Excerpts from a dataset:
--- START ---
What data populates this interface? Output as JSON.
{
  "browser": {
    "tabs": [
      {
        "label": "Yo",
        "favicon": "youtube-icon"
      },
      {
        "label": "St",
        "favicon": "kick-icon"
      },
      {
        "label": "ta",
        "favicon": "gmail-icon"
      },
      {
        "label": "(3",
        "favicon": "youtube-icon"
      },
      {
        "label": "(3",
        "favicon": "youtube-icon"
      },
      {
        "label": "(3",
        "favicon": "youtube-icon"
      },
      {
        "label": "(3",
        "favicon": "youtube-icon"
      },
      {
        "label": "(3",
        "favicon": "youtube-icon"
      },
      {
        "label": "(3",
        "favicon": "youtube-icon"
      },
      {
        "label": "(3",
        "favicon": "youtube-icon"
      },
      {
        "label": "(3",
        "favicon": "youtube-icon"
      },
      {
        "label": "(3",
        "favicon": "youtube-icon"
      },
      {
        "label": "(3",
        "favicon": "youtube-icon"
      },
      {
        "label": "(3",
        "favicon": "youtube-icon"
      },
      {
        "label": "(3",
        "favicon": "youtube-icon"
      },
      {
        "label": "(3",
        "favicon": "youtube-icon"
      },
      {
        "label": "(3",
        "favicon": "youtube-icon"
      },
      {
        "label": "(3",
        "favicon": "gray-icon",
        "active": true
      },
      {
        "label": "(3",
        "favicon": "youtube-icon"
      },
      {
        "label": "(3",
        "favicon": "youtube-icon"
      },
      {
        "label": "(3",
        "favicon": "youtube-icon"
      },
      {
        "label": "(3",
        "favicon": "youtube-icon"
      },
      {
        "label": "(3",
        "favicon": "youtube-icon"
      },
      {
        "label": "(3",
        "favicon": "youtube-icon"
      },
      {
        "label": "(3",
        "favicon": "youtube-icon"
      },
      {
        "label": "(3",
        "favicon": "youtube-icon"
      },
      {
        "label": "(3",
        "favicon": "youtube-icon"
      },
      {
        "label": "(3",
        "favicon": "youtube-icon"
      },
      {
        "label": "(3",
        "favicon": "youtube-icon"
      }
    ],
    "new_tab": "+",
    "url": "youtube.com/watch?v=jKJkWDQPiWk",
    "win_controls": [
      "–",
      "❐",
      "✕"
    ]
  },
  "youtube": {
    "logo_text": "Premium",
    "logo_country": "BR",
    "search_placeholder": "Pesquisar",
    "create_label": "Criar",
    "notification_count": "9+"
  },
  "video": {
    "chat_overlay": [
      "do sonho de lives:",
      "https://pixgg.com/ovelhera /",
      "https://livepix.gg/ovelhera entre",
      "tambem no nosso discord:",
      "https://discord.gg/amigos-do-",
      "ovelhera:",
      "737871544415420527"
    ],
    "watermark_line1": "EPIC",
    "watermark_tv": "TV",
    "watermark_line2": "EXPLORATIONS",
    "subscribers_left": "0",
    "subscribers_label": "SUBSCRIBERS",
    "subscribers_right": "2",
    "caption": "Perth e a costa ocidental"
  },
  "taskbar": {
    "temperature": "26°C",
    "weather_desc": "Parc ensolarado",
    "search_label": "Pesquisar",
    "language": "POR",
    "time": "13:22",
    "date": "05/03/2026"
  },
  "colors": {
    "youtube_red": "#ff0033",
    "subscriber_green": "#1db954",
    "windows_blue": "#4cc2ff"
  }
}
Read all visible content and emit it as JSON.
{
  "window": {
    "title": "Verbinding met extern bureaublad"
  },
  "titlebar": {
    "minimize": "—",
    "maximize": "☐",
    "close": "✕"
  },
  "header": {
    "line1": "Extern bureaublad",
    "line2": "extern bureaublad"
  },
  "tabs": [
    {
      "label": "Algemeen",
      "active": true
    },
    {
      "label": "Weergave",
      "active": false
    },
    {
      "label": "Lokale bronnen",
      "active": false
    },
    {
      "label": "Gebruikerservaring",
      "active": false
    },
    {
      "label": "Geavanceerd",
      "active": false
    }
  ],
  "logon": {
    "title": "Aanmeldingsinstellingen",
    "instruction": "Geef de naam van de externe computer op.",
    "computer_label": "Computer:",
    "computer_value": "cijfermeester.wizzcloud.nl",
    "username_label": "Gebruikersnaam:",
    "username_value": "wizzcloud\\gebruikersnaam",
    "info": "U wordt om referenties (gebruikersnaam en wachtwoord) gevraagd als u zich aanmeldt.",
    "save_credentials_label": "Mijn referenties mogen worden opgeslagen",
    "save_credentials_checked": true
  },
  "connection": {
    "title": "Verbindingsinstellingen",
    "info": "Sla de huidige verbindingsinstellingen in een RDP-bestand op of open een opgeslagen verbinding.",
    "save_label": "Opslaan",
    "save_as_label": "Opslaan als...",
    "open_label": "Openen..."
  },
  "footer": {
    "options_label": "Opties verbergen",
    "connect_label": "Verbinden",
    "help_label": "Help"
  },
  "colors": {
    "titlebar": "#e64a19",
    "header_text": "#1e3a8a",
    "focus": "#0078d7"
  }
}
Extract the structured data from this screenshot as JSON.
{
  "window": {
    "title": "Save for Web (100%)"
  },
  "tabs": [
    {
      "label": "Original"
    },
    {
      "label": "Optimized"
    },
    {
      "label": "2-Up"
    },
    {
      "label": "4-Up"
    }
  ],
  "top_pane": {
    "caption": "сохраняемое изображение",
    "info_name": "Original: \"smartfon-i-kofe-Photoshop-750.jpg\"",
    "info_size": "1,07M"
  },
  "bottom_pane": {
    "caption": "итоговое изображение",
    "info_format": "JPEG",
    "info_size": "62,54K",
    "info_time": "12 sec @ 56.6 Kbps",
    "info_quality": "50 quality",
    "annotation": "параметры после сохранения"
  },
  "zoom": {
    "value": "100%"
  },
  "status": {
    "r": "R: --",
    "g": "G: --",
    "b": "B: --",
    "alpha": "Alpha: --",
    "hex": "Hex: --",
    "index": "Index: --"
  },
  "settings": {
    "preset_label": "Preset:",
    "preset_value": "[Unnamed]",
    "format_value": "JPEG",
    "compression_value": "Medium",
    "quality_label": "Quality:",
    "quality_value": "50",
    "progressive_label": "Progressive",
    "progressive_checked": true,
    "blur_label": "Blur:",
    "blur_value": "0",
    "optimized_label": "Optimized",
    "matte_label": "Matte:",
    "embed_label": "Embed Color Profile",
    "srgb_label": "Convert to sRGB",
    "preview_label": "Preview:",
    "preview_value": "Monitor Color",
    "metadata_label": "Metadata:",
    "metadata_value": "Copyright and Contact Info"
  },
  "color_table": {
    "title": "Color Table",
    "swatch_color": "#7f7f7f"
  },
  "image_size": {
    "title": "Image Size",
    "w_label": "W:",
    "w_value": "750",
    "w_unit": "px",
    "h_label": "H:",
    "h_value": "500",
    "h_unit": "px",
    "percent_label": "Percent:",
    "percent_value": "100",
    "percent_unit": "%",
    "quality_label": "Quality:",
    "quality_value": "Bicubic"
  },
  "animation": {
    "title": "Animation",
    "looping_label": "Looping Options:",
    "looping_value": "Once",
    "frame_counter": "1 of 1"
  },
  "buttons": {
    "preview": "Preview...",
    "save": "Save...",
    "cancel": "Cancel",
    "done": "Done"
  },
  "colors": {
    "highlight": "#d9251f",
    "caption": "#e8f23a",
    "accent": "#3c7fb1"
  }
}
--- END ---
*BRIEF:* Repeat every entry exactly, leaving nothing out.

*FINISHED EXERCISE:*
What data populates this interface? Output as JSON.
{
  "browser": {
    "tabs": [
      {
        "label": "Yo",
        "favicon": "youtube-icon"
      },
      {
        "label": "St",
        "favicon": "kick-icon"
      },
      {
        "label": "ta",
        "favicon": "gmail-icon"
      },
      {
        "label": "(3",
        "favicon": "youtube-icon"
      },
      {
        "label": "(3",
        "favicon": "youtube-icon"
      },
      {
        "label": "(3",
        "favicon": "youtube-icon"
      },
      {
        "label": "(3",
        "favicon": "youtube-icon"
      },
      {
        "label": "(3",
        "favicon": "youtube-icon"
      },
      {
        "label": "(3",
        "favicon": "youtube-icon"
      },
      {
        "label": "(3",
        "favicon": "youtube-icon"
      },
      {
        "label": "(3",
        "favicon": "youtube-icon"
      },
      {
        "label": "(3",
        "favicon": "youtube-icon"
      },
      {
        "label": "(3",
        "favicon": "youtube-icon"
      },
      {
        "label": "(3",
        "favicon": "youtube-icon"
      },
      {
        "label": "(3",
        "favicon": "youtube-icon"
      },
      {
        "label": "(3",
        "favicon": "youtube-icon"
      },
      {
        "label": "(3",
        "favicon": "youtube-icon"
      },
      {
        "label": "(3",
        "favicon": "gray-icon",
        "active": true
      },
      {
        "label": "(3",
        "favicon": "youtube-icon"
      },
      {
        "label": "(3",
        "favicon": "youtube-icon"
      },
      {
        "label": "(3",
        "favicon": "youtube-icon"
      },
      {
        "label": "(3",
        "favicon": "youtube-icon"
      },
      {
        "label": "(3",
        "favicon": "youtube-icon"
      },
      {
        "label": "(3",
        "favicon": "youtube-icon"
      },
      {
        "label": "(3",
        "favicon": "youtube-icon"
      },
      {
        "label": "(3",
        "favicon": "youtube-icon"
      },
      {
        "label": "(3",
        "favicon": "youtube-icon"
      },
      {
        "label": "(3",
        "favicon": "youtube-icon"
      },
      {
        "label": "(3",
        "favicon": "youtube-icon"
      }
    ],
    "new_tab": "+",
    "url": "youtube.com/watch?v=jKJkWDQPiWk",
    "win_controls": [
      "–",
      "❐",
      "✕"
    ]
  },
  "youtube": {
    "logo_text": "Premium",
    "logo_country": "BR",
    "search_placeholder": "Pesquisar",
    "create_label": "Criar",
    "notification_count": "9+"
  },
  "video": {
    "chat_overlay": [
      "do sonho de lives:",
      "https://pixgg.com/ovelhera /",
      "https://livepix.gg/ovelhera entre",
      "tambem no nosso discord:",
      "https://discord.gg/amigos-do-",
      "ovelhera:",
      "737871544415420527"
    ],
    "watermark_line1": "EPIC",
    "watermark_tv": "TV",
    "watermark_line2": "EXPLORATIONS",
    "subscribers_left": "0",
    "subscribers_label": "SUBSCRIBERS",
    "subscribers_right": "2",
    "caption": "Perth e a costa ocidental"
  },
  "taskbar": {
    "temperature": "26°C",
    "weather_desc": "Parc ensolarado",
    "search_label": "Pesquisar",
    "language": "POR",
    "time": "13:22",
    "date": "05/03/2026"
  },
  "colors": {
    "youtube_red": "#ff0033",
    "subscriber_green": "#1db954",
    "windows_blue": "#4cc2ff"
  }
}
Read all visible content and emit it as JSON.
{
  "window": {
    "title": "Verbinding met extern bureaublad"
  },
  "titlebar": {
    "minimize": "—",
    "maximize": "☐",
    "close": "✕"
  },
  "header": {
    "line1": "Extern bureaublad",
    "line2": "extern bureaublad"
  },
  "tabs": [
    {
      "label": "Algemeen",
      "active": true
    },
    {
      "label": "Weergave",
      "active": false
    },
    {
      "label": "Lokale bronnen",
      "active": false
    },
    {
      "label": "Gebruikerservaring",
      "active": false
    },
    {
      "label": "Geavanceerd",
      "active": false
    }
  ],
  "logon": {
    "title": "Aanmeldingsinstellingen",
    "instruction": "Geef de naam van de externe computer op.",
    "computer_label": "Computer:",
    "computer_value": "cijfermeester.wizzcloud.nl",
    "username_label": "Gebruikersnaam:",
    "username_value": "wizzcloud\\gebruikersnaam",
    "info": "U wordt om referenties (gebruikersnaam en wachtwoord) gevraagd als u zich aanmeldt.",
    "save_credentials_label": "Mijn referenties mogen worden opgeslagen",
    "save_credentials_checked": true
  },
  "connection": {
    "title": "Verbindingsinstellingen",
    "info": "Sla de huidige verbindingsinstellingen in een RDP-bestand op of open een opgeslagen verbinding.",
    "save_label": "Opslaan",
    "save_as_label": "Opslaan als...",
    "open_label": "Openen..."
  },
  "footer": {
    "options_label": "Opties verbergen",
    "connect_label": "Verbinden",
    "help_label": "Help"
  },
  "colors": {
    "titlebar": "#e64a19",
    "header_text": "#1e3a8a",
    "focus": "#0078d7"
  }
}
Extract the structured data from this screenshot as JSON.
{
  "window": {
    "title": "Save for Web (100%)"
  },
  "tabs": [
    {
      "label": "Original"
    },
    {
      "label": "Optimized"
    },
    {
      "label": "2-Up"
    },
    {
      "label": "4-Up"
    }
  ],
  "top_pane": {
    "caption": "сохраняемое изображение",
    "info_name": "Original: \"smartfon-i-kofe-Photoshop-750.jpg\"",
    "info_size": "1,07M"
  },
  "bottom_pane": {
    "caption": "итоговое изображение",
    "info_format": "JPEG",
    "info_size": "62,54K",
    "info_time": "12 sec @ 56.6 Kbps",
    "info_quality": "50 quality",
    "annotation": "параметры после сохранения"
  },
  "zoom": {
    "value": "100%"
  },
  "status": {
    "r": "R: --",
    "g": "G: --",
    "b": "B: --",
    "alpha": "Alpha: --",
    "hex": "Hex: --",
    "index": "Index: --"
  },
  "settings": {
    "preset_label": "Preset:",
    "preset_value": "[Unnamed]",
    "format_value": "JPEG",
    "compression_value": "Medium",
    "quality_label": "Quality:",
    "quality_value": "50",
    "progressive_label": "Progressive",
    "progressive_checked": true,
    "blur_label": "Blur:",
    "blur_value": "0",
    "optimized_label": "Optimized",
    "matte_label": "Matte:",
    "embed_label": "Embed Color Profile",
    "srgb_label": "Convert to sRGB",
    "preview_label": "Preview:",
    "preview_value": "Monitor Color",
    "metadata_label": "Metadata:",
    "metadata_value": "Copyright and Contact Info"
  },
  "color_table": {
    "title": "Color Table",
    "swatch_color": "#7f7f7f"
  },
  "image_size": {
    "title": "Image Size",
    "w_label": "W:",
    "w_value": "750",
    "w_unit": "px",
    "h_label": "H:",
    "h_value": "500",
    "h_unit": "px",
    "percent_label": "Percent:",
    "percent_value": "100",
    "percent_unit": "%",
    "quality_label": "Quality:",
    "quality_value": "Bicubic"
  },
  "animation": {
    "title": "Animation",
    "looping_label": "Looping Options:",
    "looping_value": "Once",
    "frame_counter": "1 of 1"
  },
  "buttons": {
    "preview": "Preview...",
    "save": "Save...",
    "cancel": "Cancel",
    "done": "Done"
  },
  "colors": {
    "highlight": "#d9251f",
    "caption": "#e8f23a",
    "accent": "#3c7fb1"
  }
}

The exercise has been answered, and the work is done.